[Why Professor TAKEKAWA (unexpectedly?) became a researcher]
In the beginning, Professor TAKEKAWA ventured to the United States not with the desire to become a researcher, but with the casual intention of learning enough English to be able to read books written in the language. According to the Professor, he thought of becoming a freelance journalist, or even a translator, after returning to Japan. However, he realized that proper mastery of the English language would take time, which prompted him to continue living in America for four years. During that time, the Japanese economy entered the doldrums, and Professor TAKEKAWA was advised by his friend in Japan: “Don’t come back now. There’s no work to be found.” With that, the Professor decided to quit the idea of returning to Japan and enter the University of Hawaii, where he would pursue his Ph.D.


Until now, the image I had of Professor TAKEKAWA was that he was somewhat strict. After talking with him at length, however, I could see that he was also kind (by virtue of the fact that he pointed his fan in my direction) as well as open to helping to students looking to enter the media industry and giving them concrete advice. In fact, he even taught me how to take photos when interviewing somebody while showing me physical newspaper pages. If any of you have the chance, definitely go have a chat with Professor TAKEKAWA! Like me, your image of him is bound to change. (laugh)

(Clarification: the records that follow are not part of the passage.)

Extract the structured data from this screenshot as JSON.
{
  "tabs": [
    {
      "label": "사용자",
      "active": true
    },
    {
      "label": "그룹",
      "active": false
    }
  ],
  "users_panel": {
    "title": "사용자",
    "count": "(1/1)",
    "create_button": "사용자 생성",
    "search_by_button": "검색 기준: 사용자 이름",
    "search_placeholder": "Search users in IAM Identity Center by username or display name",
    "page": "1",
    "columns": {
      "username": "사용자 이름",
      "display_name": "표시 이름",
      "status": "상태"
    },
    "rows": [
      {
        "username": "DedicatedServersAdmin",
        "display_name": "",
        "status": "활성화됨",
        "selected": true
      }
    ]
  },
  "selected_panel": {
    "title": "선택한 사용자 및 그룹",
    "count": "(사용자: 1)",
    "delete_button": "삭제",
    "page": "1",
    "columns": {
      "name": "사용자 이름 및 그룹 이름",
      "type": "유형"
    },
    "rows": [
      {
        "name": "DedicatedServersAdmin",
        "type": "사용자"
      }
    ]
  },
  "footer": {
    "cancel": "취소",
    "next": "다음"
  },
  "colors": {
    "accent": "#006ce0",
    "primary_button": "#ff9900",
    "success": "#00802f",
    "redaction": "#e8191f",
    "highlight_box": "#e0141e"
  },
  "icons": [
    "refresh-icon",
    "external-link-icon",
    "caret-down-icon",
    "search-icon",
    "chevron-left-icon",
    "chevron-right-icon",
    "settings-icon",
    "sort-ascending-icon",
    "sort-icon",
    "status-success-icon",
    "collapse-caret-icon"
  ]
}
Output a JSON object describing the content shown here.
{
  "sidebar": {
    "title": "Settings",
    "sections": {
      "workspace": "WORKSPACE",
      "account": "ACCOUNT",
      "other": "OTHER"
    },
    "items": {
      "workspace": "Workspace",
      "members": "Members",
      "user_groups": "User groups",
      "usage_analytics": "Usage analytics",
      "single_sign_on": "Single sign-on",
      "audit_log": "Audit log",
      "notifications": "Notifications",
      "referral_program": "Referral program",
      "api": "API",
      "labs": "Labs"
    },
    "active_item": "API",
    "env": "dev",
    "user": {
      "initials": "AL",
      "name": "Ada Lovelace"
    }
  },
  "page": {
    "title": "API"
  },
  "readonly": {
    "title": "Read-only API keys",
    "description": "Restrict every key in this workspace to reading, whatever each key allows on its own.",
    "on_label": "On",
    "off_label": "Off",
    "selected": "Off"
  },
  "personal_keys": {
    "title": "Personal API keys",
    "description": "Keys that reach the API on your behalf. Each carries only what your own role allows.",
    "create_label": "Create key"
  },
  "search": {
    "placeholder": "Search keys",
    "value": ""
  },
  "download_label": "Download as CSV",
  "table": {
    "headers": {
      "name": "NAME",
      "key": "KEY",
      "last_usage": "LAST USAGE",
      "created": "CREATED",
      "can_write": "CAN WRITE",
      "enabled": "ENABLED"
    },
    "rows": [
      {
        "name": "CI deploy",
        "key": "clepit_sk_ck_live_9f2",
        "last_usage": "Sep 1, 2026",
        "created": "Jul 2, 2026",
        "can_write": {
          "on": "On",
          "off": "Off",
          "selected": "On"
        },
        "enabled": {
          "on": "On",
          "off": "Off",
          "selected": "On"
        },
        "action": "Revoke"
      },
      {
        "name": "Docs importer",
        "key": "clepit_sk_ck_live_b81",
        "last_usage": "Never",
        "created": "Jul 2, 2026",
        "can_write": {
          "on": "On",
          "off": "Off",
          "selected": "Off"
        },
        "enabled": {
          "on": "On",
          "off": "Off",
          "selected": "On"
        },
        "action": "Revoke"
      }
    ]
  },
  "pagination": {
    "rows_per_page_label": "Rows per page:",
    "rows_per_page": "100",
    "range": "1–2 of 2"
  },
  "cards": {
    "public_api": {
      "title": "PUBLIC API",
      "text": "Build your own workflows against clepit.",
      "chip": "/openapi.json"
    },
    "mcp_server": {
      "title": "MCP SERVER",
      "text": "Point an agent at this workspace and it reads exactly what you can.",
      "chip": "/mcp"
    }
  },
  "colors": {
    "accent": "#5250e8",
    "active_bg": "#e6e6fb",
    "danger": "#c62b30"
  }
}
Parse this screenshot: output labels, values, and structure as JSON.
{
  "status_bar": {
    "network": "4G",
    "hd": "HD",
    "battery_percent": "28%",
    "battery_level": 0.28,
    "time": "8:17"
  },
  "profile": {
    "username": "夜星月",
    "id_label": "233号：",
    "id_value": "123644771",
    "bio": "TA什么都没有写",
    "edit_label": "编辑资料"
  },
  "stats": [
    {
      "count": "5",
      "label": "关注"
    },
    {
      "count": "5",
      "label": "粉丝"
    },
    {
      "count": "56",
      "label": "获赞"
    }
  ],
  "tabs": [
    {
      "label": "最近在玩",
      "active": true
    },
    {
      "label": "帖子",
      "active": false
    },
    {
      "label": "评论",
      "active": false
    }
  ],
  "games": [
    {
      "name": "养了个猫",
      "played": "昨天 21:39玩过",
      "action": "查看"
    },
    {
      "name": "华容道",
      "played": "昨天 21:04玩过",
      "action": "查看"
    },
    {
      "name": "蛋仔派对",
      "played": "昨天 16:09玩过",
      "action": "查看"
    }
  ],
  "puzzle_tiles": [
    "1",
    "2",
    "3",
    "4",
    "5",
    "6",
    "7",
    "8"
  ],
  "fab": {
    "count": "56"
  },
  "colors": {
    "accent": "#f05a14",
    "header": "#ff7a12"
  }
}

Note :Position given is accurate at the time of publication.
Student Press Assistant (SPA)
UCHIYAMA Midori(Japan)